I think you mean "centrifugal force". Note that a centripetal acceleration/force would be pulling your blood back inwards from your fingertips; you're looking for the equal and opposite force that is pulling the blood away.

Physics teachers who say that there is no such thing as centrifugal force are lying; it is every bit as real as gravity. It is a white lie, with the point of avoiding accelerating non-inertial reference frames. Such physics classes will show that centrifugal force is entirely explained by inertia in a reference frame undergoing centripetal acceleration. That's great.

Here's the problem: those same classes will regularly describe gravity as a force. The thing is, once you study general relativity you realize that gravity (and in particular the 9.8 m/s^2 acceleration you feel downward) has exactly the same explanation; space-time is curved by the mass of the Earth such that the surface of the Earth needs to accelerate upwards at 9.8 m/s^2 in order to remain "in place".

In other words, centrifugal force is entirely as real as gravity. If it is centrifugal force that makes your blood move out, don't be afraid to say it.

Comment: Re:Trading term (Score 1) 91

by Captain Segfault (#45107213) Attached to: Oil Traders Misread Tweet, Oil Prices Spike

Putting money in every paycheck is great and exactly the way to go, but isn't "dollar cost averaging". Dollar cost averaging is something else and entirely bogus.

Suppose you get $120K. DCA advocates would tell you to invest, say, $10K of it every month into your preferred asset allocation, rather than investing it all at once.

On the other hand, suppose your cat walks over your keyboard while you're logged into your brokerage and sells $120K of stock. Do you invest it $10K at a time or do you just reverse your transaction immediately? Hopefully it is obvious that you do the latter -- but this scenario is exactly equivalent to the first one.

Comment: Re:And it's in Japan (Score 2) 268

If you're going to do a comparison like this you really need to count just the 23 special wards (14,485 per square kilometer). Tokyo the prefecture-equivalent "metropolis" includes a lot of areas which are essentially suburban sprawl west of Tokyo -- the Tama area. I don't think anyone would really consider, for example, Hachioji to be part of Tokyo the city, but it is a substantial fraction of Tokyo metropolis -- and if you're coming up with a number as low as 6,810 you're including it.
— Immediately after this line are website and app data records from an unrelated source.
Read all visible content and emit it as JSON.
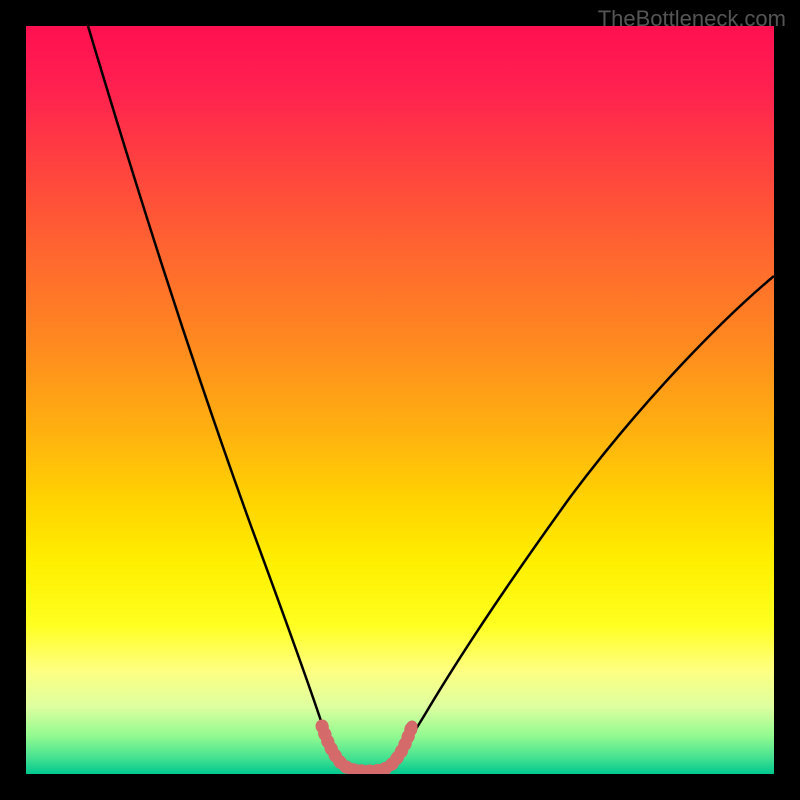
{
  "watermark": "TheBottleneck.com",
  "chart_data": {
    "type": "line",
    "title": "",
    "xlabel": "",
    "ylabel": "",
    "xlim": [
      0,
      100
    ],
    "ylim": [
      0,
      100
    ],
    "series": [
      {
        "name": "left-curve",
        "x": [
          8,
          12,
          16,
          20,
          24,
          28,
          32,
          35,
          37,
          39,
          40,
          41,
          42,
          43
        ],
        "y": [
          100,
          82,
          67,
          54,
          43,
          33,
          23,
          14,
          9,
          5,
          3,
          2,
          1.2,
          0.8
        ]
      },
      {
        "name": "right-curve",
        "x": [
          48,
          49,
          50,
          52,
          55,
          60,
          66,
          74,
          84,
          94,
          100
        ],
        "y": [
          0.8,
          1.2,
          2,
          4,
          8,
          14,
          22,
          32,
          45,
          58,
          67
        ]
      },
      {
        "name": "bottom-segment",
        "x": [
          39,
          40,
          41,
          42,
          43,
          44,
          45,
          46,
          47,
          48,
          49,
          50,
          51
        ],
        "y": [
          5,
          3,
          2,
          1.2,
          0.8,
          0.6,
          0.5,
          0.5,
          0.6,
          0.8,
          1.2,
          2,
          4
        ],
        "color": "#d46a6a",
        "width": 12
      }
    ],
    "gradient_stops": [
      {
        "pos": 0,
        "color": "#ff1050"
      },
      {
        "pos": 50,
        "color": "#ffd000"
      },
      {
        "pos": 80,
        "color": "#ffff40"
      },
      {
        "pos": 100,
        "color": "#00c890"
      }
    ]
  }
}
This is complicated by the fact there is no longer a government for Tokyo City, which is what used to be the 23 wards. The wards themselves are cities, somewhat comparable to a more independent and smaller form of NYC Boroughs. Conversely, Tokyo metropolis would be something like a separate State of New York City which includes both the Boroughs and Long Island and a couple of small islands in the Caribbean.
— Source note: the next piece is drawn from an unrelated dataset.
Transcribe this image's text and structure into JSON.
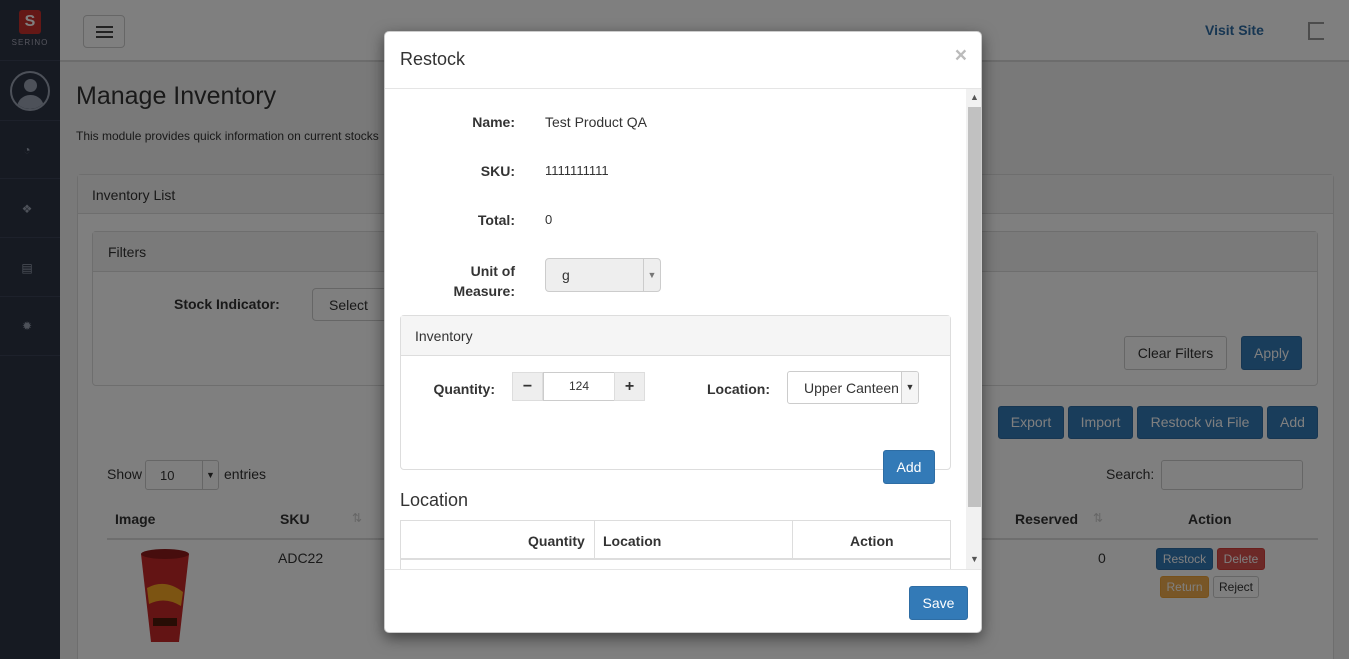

With that said, there's no ward of Tokyo which is as dense as Manhattan. mostly because there aren't a lot of tall buildings. The technology to build earthquake resistant skyscrapers is relatively new compared to a lot of the construction.

United States

+ - GOP opposes net neutrality, internet piracy->

Submitted by
ericjones12398 writes "While GOP candidates won't stop publicly disavowing it, all eyes are on the Republican platform. The convention, which closed Thursday, inserted a number of controversial planks regarding abortion, English-only laws and a committee to examine the possibility of returning to the gold standard. Receiving considerably less attention was the downright Orwellian naming of the "Internet freedom plank," which opposes net neutrality."
Link to Original Source

Comment: Re:"Tenfold"? (Score 1) 271

by Captain Segfault (#38761392) Attached to: Faster-Than-Fast Fourier Transform

This result was rather interesting for SODA because it wasn't an improvement in time complexity over the best known algorithm. There are asymptotically faster previously known algorithms for computing sparse FFTs, but they aren't actually faster than the current (extremely optimized) FFT implementations unless the output is extremely sparse.

This algorithm isn't quite as asymptotically fast but it has a much better constant factor, so it is more likely to be effective in practice on inputs which are not extremely large and/or outputs which are not extremely sparse.

For God's sake, stop researching for a while and begin to think!